ASSIGNMENT:
Write out every entry below exactly as it appears. Pictures do not belong in the copy.

Stored data
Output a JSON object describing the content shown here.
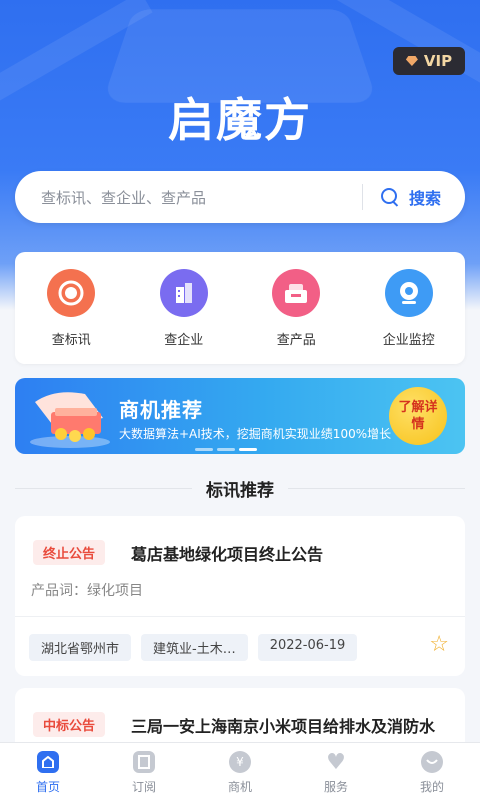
{
  "header": {
    "vip_label": "VIP",
    "app_title": "启魔方"
  },
  "search": {
    "placeholder": "查标讯、查企业、查产品",
    "button_label": "搜索"
  },
  "quick_actions": [
    {
      "label": "查标讯",
      "icon": "target-icon",
      "color": "#f4714f"
    },
    {
      "label": "查企业",
      "icon": "building-icon",
      "color": "#7a6cf0"
    },
    {
      "label": "查产品",
      "icon": "product-icon",
      "color": "#f25f86"
    },
    {
      "label": "企业监控",
      "icon": "camera-icon",
      "color": "#3e9bf5"
    }
  ],
  "banner": {
    "title": "商机推荐",
    "subtitle": "大数据算法+AI技术，挖掘商机实现业绩100%增长",
    "cta": "了解详情"
  },
  "section": {
    "title": "标讯推荐"
  },
  "notices": [
    {
      "tag": "终止公告",
      "title": "葛店基地绿化项目终止公告",
      "product_line": "产品词：绿化项目",
      "region": "湖北省鄂州市",
      "industry": "建筑业-土木…",
      "date": "2022-06-19"
    },
    {
      "tag": "中标公告",
      "title": "三局一安上海南京小米项目给排水及消防水"
    }
  ],
  "tabbar": [
    {
      "label": "首页",
      "icon": "home-icon",
      "active": true
    },
    {
      "label": "订阅",
      "icon": "subscribe-icon",
      "active": false
    },
    {
      "label": "商机",
      "icon": "yuan-icon",
      "active": false
    },
    {
      "label": "服务",
      "icon": "heart-icon",
      "active": false
    },
    {
      "label": "我的",
      "icon": "profile-icon",
      "active": false
    }
  ],
  "colors": {
    "primary": "#2f6ff0",
    "tag_red": "#e94b3c",
    "star": "#f0b030"
  }
}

REPLY:
Output a JSON object describing the content shown here.
{
  "header": {
    "vip_label": "VIP",
    "app_title": "启魔方"
  },
  "search": {
    "placeholder": "查标讯、查企业、查产品",
    "button_label": "搜索"
  },
  "quick_actions": [
    {
      "label": "查标讯",
      "icon": "target-icon",
      "color": "#f4714f"
    },
    {
      "label": "查企业",
      "icon": "building-icon",
      "color": "#7a6cf0"
    },
    {
      "label": "查产品",
      "icon": "product-icon",
      "color": "#f25f86"
    },
    {
      "label": "企业监控",
      "icon": "camera-icon",
      "color": "#3e9bf5"
    }
  ],
  "banner": {
    "title": "商机推荐",
    "subtitle": "大数据算法+AI技术，挖掘商机实现业绩100%增长",
    "cta": "了解详情"
  },
  "section": {
    "title": "标讯推荐"
  },
  "notices": [
    {
      "tag": "终止公告",
      "title": "葛店基地绿化项目终止公告",
      "product_line": "产品词：绿化项目",
      "region": "湖北省鄂州市",
      "industry": "建筑业-土木…",
      "date": "2022-06-19"
    },
    {
      "tag": "中标公告",
      "title": "三局一安上海南京小米项目给排水及消防水"
    }
  ],
  "tabbar": [
    {
      "label": "首页",
      "icon": "home-icon",
      "active": true
    },
    {
      "label": "订阅",
      "icon": "subscribe-icon",
      "active": false
    },
    {
      "label": "商机",
      "icon": "yuan-icon",
      "active": false
    },
    {
      "label": "服务",
      "icon": "heart-icon",
      "active": false
    },
    {
      "label": "我的",
      "icon": "profile-icon",
      "active": false
    }
  ],
  "colors": {
    "primary": "#2f6ff0",
    "tag_red": "#e94b3c",
    "star": "#f0b030"
  }
}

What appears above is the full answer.